Microsoft’s approach to virtualization and the virtualization business was changed by the recent introduction of Windows Server 2008. . That none to gentle dig came from Microsoft COO Kevin Turner as Microsoft kept up the pace of news introductions and executive appearances at the 2008 CeBIT show in Germany.
Turned contended with a pricing structure of “two-third the price of the nearest competitor” and cross platform capabilities, the Microsoft product outpaces its competition. While it is not unusual for tech execs to champion their own products, the noise from Microsoft at this year’s big technology show in Hannover, Germany has been exceptional. The Microsoft surge here has included coming up with a “green” product announcement to match the show’s main theme, a keynote by Steve Ballmer, the appearance by Turner and a sprawling booth. If the thought was that Microsoft might be somewhat reluctant to make a lot of public relations noise following a $1.4 billion fine from the European Union related to monopoly practices, that thought would be really, really wrong.
Turner, the former CIO of WalMart was effusive in his praise of virtualization and in Microsoft’s approach. Microsoft’s Hyper-V is the name given to the company’s hypervisor approach that formerly went under the code name of Viridian. Virtualization will “have a significant impact” on the value IT delivers to business, Turner noted. Part of that impact will be the ability for the CIO to “save a lot of money,” he said.
Virtualization, along with mobility, collaboration and knowledge management represents four of the most rapidly advancing technologies said Turner. Those four technologies were also the ones championed by Ballmer a day earlier at CeBIT.
He also mentioned Microsoft’s recent announcements regarding interoperabilityas a significant and “important strategic shift” for the company. He also championed the idea of software plus services as more flexible for the corporate IT executive as opposed to vendors solely offering software as a service . In response to audience questions about pricing Microsoft products at a lower rate for developing countries, he said the company has recently made pricing moves that address that issue.
One continuing concern for the company is piracy of its products.

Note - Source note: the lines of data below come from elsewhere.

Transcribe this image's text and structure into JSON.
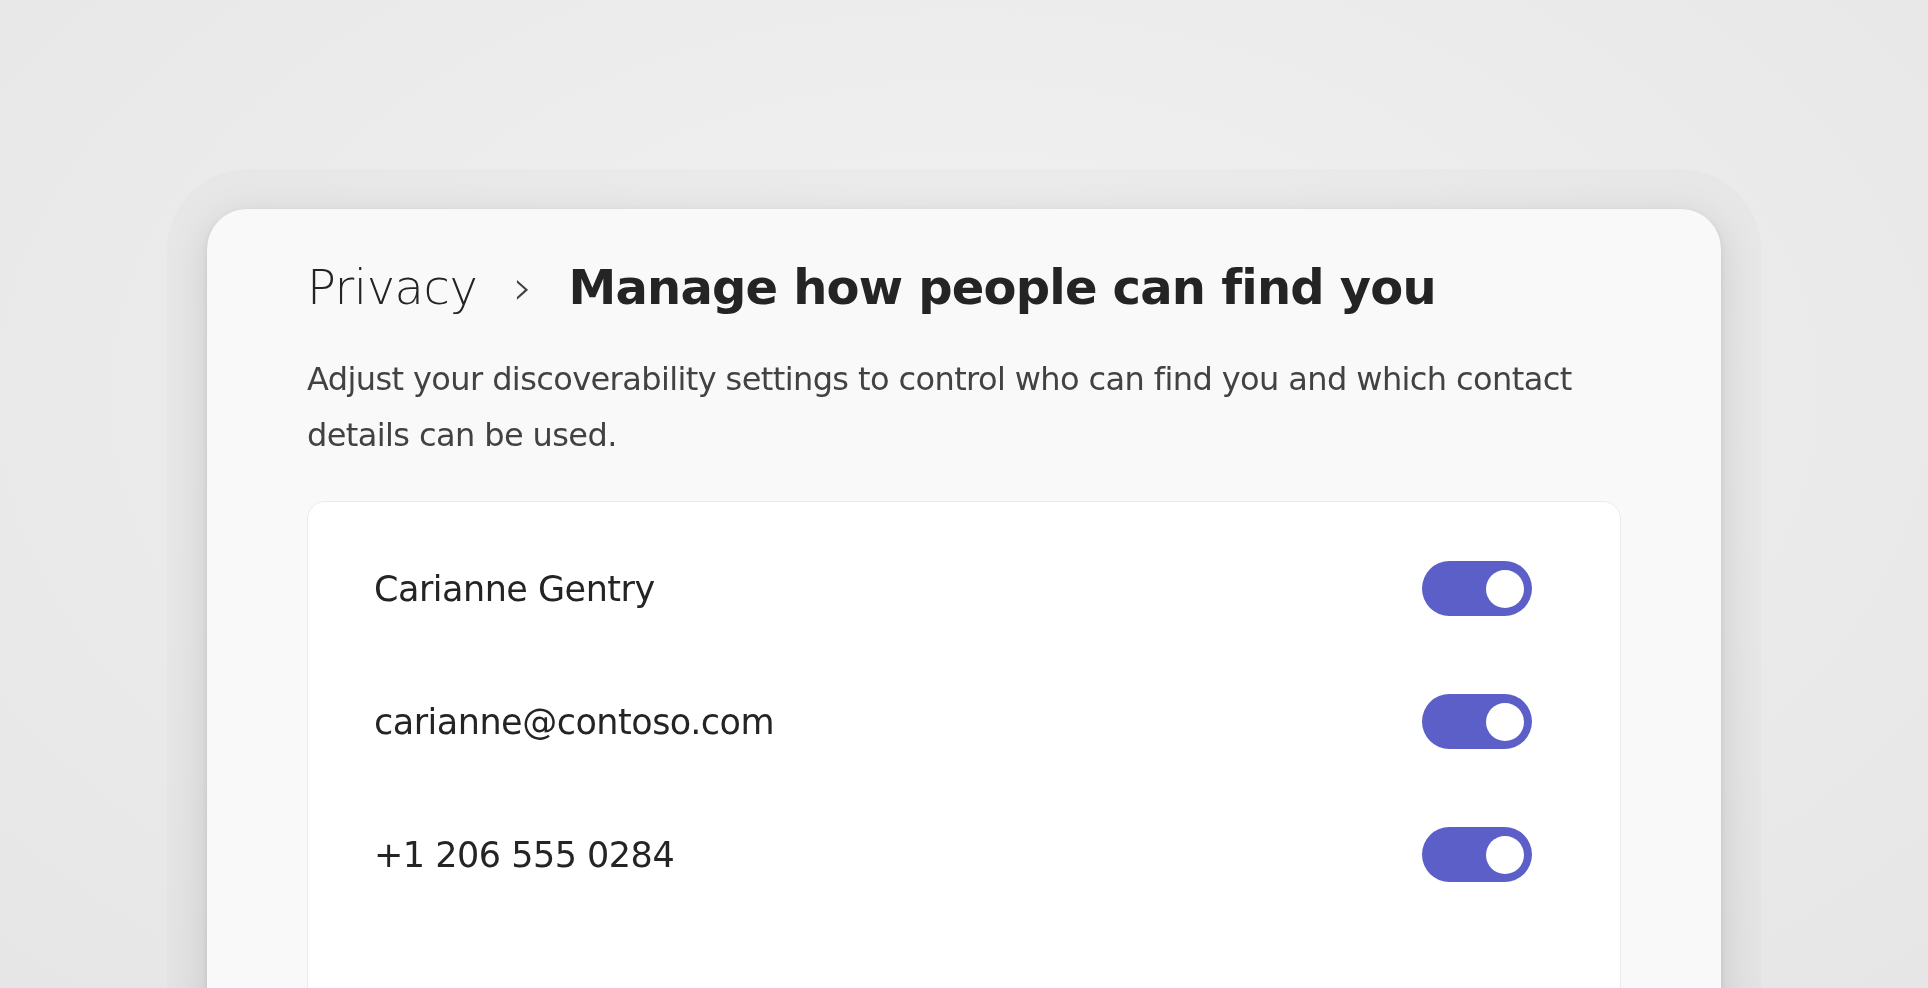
{
  "breadcrumb": {
    "parent": "Privacy",
    "separator": "›",
    "current": "Manage how people can find you"
  },
  "description": "Adjust your discoverability settings to control who can find you and which contact details can be used.",
  "settings": [
    {
      "label": "Carianne Gentry",
      "on": true
    },
    {
      "label": "carianne@contoso.com",
      "on": true
    },
    {
      "label": "+1 206 555 0284",
      "on": true
    }
  ]
}
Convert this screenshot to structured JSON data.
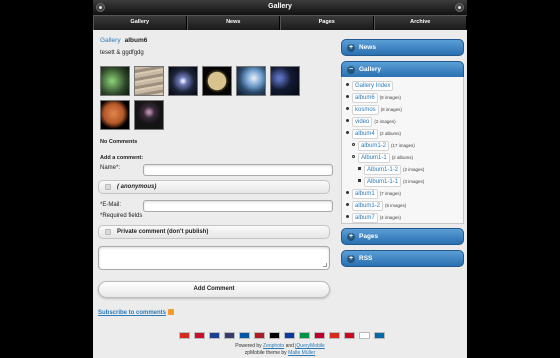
{
  "header": {
    "title": "Gallery",
    "home_icon": "home-icon",
    "search_icon": "search-icon"
  },
  "nav": [
    {
      "label": "Gallery"
    },
    {
      "label": "News"
    },
    {
      "label": "Pages"
    },
    {
      "label": "Archive"
    }
  ],
  "breadcrumb": {
    "parent": "Gallery",
    "current": "album6"
  },
  "album": {
    "description": "tesett & ggdfgdg",
    "thumbnails": [
      {
        "name": "nebula-green",
        "color": "#2f4a2a"
      },
      {
        "name": "jupiter",
        "color": "#9c8f7e"
      },
      {
        "name": "spiral-galaxy",
        "color": "#1d2438"
      },
      {
        "name": "moon",
        "color": "#8a7a55"
      },
      {
        "name": "earth",
        "color": "#2c4a6c"
      },
      {
        "name": "starfield",
        "color": "#121a33"
      },
      {
        "name": "mars",
        "color": "#b4572a"
      },
      {
        "name": "star-cluster",
        "color": "#141414"
      }
    ]
  },
  "comments": {
    "none_label": "No Comments",
    "add_heading": "Add a comment:",
    "name_label": "Name*:",
    "anonymous_label": "( anonymous)",
    "email_label": "*E-Mail:",
    "required_note": "*Required fields",
    "private_label": "Private comment (don't publish)",
    "submit_label": "Add Comment",
    "subscribe_label": "Subscribe to comments"
  },
  "sidebar": {
    "news": "News",
    "gallery": "Gallery",
    "pages": "Pages",
    "rss": "RSS",
    "tree": [
      {
        "label": "Gallery Index",
        "count": "",
        "level": 0
      },
      {
        "label": "album6",
        "count": "(8 images)",
        "level": 0
      },
      {
        "label": "kosmos",
        "count": "(8 images)",
        "level": 0
      },
      {
        "label": "video",
        "count": "(2 images)",
        "level": 0
      },
      {
        "label": "album4",
        "count": "(2 albums)",
        "level": 0
      },
      {
        "label": "album1-2",
        "count": "(17 images)",
        "level": 1
      },
      {
        "label": "Album1-1",
        "count": "(2 albums)",
        "level": 1
      },
      {
        "label": "Album1-1-2",
        "count": "(2 images)",
        "level": 2
      },
      {
        "label": "Album1-1-1",
        "count": "(3 images)",
        "level": 2
      },
      {
        "label": "album1",
        "count": "(7 images)",
        "level": 0
      },
      {
        "label": "album1-2",
        "count": "(5 images)",
        "level": 0
      },
      {
        "label": "album7",
        "count": "(4 images)",
        "level": 0
      }
    ]
  },
  "footer": {
    "powered_prefix": "Powered by",
    "zenphoto": "Zenphoto",
    "and": "and",
    "jquerymobile": "jQueryMobile",
    "theme_prefix": "zpMobile theme by",
    "author": "Malte Müller",
    "flags": [
      "#d52b1e",
      "#c8102e",
      "#1c3f94",
      "#3c3b6e",
      "#0055a4",
      "#ae1c28",
      "#000000",
      "#0a3a9e",
      "#009246",
      "#bc002d",
      "#d52b1e",
      "#c60b1e",
      "#ffffff",
      "#006aa7"
    ]
  }
}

Price cutting, “does not fix piracy,” said Turner who added that the piracy issue has been a “real learning curve to me.” He said the company continues to investigate new methods for combating piracy.